Westmoreland Area Agency on Aging lends support to caregivers
It's been emotionally draining and heartbreaking for Peg Wiley to watch her husband slip into dementia.
She has to take care of all tasks at their Hempfield home, like preparing meals and making sure the garage door is repaired.
“It is very stressful,” Wiley said.
Every month, she looks forward to one day in particular marked on her calendar — the second Wednesday. That's when she gets to let all the feelings out and listen to others having the same experiences at a caregiver support group meeting conducted by the Westmoreland County Area Agency on Aging.
The monthly meetings are held at the Troutman Building in Greensburg.
Sometimes speakers will make a presentation to the group, said Milene Brennan, an aging care management supervisor for the family caregiver support program with the agency.
“The times when we don't have a speaker, it's really just a vent session,” Brennan said.
A few women, including Wiley, have been regularly attending to share their experiences, gain friendships and get some perspective.
Wiley has been overwhelmed with caring for her husband and said the meetings have been very beneficial.
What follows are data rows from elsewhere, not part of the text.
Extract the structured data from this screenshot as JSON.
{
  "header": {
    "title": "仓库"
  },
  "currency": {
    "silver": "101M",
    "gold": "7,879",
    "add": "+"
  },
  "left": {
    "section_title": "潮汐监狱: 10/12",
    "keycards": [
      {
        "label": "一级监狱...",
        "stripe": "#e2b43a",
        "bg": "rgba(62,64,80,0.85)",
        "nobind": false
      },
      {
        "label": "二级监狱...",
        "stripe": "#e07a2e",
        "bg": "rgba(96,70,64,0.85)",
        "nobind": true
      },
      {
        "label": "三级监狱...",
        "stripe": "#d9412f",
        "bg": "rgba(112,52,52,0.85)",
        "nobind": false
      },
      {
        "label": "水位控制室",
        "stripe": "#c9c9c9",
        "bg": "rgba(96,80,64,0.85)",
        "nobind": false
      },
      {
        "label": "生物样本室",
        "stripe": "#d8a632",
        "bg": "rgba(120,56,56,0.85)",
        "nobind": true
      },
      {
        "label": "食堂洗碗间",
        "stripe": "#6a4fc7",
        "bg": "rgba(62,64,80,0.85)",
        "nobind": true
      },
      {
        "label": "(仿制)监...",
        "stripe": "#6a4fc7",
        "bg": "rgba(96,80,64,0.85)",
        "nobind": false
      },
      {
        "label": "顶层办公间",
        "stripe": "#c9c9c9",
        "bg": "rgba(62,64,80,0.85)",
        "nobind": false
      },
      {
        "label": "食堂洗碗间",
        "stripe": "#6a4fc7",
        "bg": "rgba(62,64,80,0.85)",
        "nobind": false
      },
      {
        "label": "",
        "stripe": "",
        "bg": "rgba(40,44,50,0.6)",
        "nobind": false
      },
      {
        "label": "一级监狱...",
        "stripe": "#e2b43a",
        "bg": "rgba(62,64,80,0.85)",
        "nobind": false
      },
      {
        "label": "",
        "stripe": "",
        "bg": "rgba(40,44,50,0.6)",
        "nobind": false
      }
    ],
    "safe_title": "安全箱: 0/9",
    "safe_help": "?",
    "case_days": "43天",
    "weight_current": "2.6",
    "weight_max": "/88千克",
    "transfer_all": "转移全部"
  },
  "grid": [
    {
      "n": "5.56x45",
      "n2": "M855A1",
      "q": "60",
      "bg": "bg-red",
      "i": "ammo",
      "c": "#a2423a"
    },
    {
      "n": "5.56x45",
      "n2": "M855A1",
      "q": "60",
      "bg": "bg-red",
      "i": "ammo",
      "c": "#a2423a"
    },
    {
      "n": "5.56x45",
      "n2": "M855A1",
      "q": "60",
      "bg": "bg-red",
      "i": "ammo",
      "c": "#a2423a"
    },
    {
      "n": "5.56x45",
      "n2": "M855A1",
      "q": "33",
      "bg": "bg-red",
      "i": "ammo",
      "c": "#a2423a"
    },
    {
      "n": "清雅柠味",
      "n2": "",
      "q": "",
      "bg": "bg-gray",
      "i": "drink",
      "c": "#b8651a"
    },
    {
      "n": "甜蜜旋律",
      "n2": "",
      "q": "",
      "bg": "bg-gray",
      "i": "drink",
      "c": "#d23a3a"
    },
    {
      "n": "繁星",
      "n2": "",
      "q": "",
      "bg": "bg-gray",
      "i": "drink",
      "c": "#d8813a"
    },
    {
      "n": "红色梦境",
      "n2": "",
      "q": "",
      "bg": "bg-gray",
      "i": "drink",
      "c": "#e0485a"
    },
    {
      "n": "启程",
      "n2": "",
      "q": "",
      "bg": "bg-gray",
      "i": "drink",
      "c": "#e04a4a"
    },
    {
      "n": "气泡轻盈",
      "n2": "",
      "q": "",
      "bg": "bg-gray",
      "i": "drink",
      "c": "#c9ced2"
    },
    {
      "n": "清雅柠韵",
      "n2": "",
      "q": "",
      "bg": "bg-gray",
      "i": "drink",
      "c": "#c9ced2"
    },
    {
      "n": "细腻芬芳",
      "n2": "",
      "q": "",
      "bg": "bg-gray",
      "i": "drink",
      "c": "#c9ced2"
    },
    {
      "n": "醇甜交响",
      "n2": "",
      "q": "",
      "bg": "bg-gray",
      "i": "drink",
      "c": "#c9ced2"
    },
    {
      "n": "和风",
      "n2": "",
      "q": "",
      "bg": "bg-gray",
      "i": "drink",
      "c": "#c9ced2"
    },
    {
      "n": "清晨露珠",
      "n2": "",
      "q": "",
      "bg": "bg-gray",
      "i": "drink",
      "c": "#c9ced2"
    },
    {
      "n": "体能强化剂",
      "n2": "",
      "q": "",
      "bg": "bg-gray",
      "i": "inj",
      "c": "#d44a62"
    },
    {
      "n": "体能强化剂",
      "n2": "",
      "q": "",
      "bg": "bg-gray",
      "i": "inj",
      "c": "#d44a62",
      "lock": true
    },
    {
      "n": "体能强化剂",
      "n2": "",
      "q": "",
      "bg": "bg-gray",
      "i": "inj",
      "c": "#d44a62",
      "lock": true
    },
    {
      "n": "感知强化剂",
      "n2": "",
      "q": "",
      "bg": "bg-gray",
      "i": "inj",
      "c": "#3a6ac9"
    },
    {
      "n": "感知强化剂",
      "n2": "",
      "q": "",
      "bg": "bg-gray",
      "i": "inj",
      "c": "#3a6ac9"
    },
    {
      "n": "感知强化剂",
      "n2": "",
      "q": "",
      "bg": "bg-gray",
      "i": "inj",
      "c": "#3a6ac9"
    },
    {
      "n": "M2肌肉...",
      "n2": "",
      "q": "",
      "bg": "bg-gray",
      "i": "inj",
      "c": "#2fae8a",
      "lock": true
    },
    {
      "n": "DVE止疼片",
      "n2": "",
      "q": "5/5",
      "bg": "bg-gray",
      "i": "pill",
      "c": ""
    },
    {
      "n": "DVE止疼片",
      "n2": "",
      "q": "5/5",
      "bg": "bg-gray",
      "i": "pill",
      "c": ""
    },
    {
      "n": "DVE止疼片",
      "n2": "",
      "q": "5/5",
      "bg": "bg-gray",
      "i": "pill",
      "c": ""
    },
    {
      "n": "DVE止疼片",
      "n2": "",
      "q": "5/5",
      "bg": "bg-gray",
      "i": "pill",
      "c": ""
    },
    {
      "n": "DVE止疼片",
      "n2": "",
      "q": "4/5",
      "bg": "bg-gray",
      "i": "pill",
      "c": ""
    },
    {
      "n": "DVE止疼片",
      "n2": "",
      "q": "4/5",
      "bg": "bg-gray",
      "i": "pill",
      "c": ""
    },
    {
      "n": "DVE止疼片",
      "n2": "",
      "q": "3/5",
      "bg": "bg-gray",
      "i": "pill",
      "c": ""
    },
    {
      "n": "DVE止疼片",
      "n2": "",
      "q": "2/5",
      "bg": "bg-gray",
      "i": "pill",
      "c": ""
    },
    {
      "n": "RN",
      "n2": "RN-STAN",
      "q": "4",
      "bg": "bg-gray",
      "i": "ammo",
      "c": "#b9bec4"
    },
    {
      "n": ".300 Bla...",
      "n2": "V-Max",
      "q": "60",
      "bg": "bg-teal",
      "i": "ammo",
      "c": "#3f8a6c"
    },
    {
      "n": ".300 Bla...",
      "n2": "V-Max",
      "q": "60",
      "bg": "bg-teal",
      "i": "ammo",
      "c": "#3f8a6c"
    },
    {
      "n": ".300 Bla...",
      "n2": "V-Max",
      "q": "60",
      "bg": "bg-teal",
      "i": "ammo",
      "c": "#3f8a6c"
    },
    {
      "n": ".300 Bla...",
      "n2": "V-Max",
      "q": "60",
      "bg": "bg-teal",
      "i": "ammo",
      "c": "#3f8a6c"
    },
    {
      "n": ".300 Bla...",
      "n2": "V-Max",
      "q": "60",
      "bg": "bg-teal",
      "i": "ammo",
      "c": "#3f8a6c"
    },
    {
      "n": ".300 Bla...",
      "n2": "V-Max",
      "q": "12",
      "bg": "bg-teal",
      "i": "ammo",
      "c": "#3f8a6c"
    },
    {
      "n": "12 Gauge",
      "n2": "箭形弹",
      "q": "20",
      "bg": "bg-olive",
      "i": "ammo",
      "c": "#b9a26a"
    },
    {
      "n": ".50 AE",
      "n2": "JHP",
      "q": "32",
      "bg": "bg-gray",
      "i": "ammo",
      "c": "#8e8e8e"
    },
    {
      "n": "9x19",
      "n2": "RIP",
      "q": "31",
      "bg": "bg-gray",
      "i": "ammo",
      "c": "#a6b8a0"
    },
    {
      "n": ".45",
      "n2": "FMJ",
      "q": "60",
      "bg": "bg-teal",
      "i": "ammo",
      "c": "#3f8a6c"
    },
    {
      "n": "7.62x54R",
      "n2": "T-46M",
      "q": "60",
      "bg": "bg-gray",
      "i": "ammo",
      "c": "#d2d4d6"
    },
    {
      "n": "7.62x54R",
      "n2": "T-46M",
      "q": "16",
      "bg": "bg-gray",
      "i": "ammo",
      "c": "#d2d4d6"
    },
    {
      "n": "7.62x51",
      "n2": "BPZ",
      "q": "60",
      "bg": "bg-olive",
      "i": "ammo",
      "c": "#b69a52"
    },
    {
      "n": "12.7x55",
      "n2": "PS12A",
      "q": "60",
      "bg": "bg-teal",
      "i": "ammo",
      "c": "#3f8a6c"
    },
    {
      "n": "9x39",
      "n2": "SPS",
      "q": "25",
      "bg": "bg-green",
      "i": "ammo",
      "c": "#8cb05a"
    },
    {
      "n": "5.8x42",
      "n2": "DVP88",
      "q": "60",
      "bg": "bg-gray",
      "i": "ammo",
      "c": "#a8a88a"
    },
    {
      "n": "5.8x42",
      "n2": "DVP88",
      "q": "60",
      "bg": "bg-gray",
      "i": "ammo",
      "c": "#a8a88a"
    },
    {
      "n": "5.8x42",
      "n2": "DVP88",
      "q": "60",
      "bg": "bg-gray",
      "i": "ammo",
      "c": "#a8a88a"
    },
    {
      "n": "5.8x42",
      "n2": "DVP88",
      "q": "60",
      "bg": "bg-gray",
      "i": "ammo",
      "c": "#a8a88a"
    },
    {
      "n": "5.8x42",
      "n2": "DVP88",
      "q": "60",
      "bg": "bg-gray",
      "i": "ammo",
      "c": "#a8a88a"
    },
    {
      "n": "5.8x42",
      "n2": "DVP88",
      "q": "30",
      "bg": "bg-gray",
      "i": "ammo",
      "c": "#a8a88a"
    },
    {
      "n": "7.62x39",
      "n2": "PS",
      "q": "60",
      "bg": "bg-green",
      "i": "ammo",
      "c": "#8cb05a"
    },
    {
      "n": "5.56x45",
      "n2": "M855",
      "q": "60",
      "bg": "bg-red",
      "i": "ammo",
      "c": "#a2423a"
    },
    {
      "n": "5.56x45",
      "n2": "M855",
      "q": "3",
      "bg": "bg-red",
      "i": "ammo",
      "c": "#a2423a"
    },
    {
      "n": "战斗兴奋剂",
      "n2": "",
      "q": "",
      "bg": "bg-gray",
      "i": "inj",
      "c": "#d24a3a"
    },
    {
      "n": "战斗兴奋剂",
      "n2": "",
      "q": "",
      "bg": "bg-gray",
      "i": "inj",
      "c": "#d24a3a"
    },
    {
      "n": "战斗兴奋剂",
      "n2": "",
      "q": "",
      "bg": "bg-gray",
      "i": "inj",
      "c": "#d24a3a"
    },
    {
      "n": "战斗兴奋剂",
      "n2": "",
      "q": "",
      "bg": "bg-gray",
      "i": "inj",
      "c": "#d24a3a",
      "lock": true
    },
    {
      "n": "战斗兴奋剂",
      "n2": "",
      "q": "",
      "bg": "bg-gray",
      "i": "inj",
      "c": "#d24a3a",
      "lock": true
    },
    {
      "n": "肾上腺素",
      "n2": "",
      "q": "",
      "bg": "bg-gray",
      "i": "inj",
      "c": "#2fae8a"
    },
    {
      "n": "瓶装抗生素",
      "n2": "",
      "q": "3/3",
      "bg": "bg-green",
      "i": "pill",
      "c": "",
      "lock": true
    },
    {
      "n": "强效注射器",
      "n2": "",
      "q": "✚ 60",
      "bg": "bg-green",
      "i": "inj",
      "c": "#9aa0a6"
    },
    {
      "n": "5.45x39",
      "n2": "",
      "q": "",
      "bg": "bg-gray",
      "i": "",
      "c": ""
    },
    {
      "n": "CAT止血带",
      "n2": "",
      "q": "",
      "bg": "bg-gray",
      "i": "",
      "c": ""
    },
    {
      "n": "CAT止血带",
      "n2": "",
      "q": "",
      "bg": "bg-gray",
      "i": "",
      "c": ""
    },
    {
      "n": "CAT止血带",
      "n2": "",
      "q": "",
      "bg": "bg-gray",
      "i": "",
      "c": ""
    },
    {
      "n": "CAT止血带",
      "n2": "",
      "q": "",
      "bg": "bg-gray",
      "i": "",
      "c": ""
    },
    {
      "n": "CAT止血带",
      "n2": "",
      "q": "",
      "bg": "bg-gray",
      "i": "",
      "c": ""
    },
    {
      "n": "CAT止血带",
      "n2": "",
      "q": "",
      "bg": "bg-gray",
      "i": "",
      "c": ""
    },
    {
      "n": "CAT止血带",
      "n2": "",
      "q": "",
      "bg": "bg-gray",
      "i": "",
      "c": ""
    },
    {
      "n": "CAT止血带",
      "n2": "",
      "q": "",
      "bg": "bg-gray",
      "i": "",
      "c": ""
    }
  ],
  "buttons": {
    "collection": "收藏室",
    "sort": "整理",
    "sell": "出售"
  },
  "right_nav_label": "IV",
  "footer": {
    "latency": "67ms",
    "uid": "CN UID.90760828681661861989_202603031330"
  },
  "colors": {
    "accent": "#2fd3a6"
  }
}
Sometimes, another group participant had a similar experience and Wiley said she can learn from the other person's response.
“We talk about ... how we feel,” Wiley said. “It's really been good.”
Sharing experiences has been a positive point for participants, Brennan said.
“It's just nice to hear that somebody else is dealing with the same thing,” Brennan said. “They come in and they start with ‘I just don't know what to do.'”
The majority of people in the support group are caregivers for someone who has some type of memory impairment, but the group is open to anyone acting as a caregiver, she said.
More than 5 million Americans age 65 and older — including 270,000 Pennsylvanians — have Alzheimer's disease in 2015, according to Alzheimer's Association estimates. Last year, about 671,000 caregivers in Pennsylvania for people with Alzheimer's and other dementia contributed 765 million hours of unpaid care, valued at more than $9 billion, the association estimates. Nearly 60 percent of caregivers nationwide rate their emotional stress level as high or very high, according to the association.
Past speakers at group sessions have discussed hospice, food banks, estate planning and governmental assistance. Brennan is available to direct participants to local resources.
While it's been difficult for Wiley to think about what lies in the future for her husband and his care, she said the support group has let her know she's not alone.
“It's just so emotionally and mentally supportive,” she said. “It gives you a chance to express how you feel and the frustrations of it, and the love you have for a person who is no longer there and how sad that is.”
Renatta Signorini is a staff writer for Trib Total Media. She can be reached at 724-837-5374 or firstname.lastname@example.org.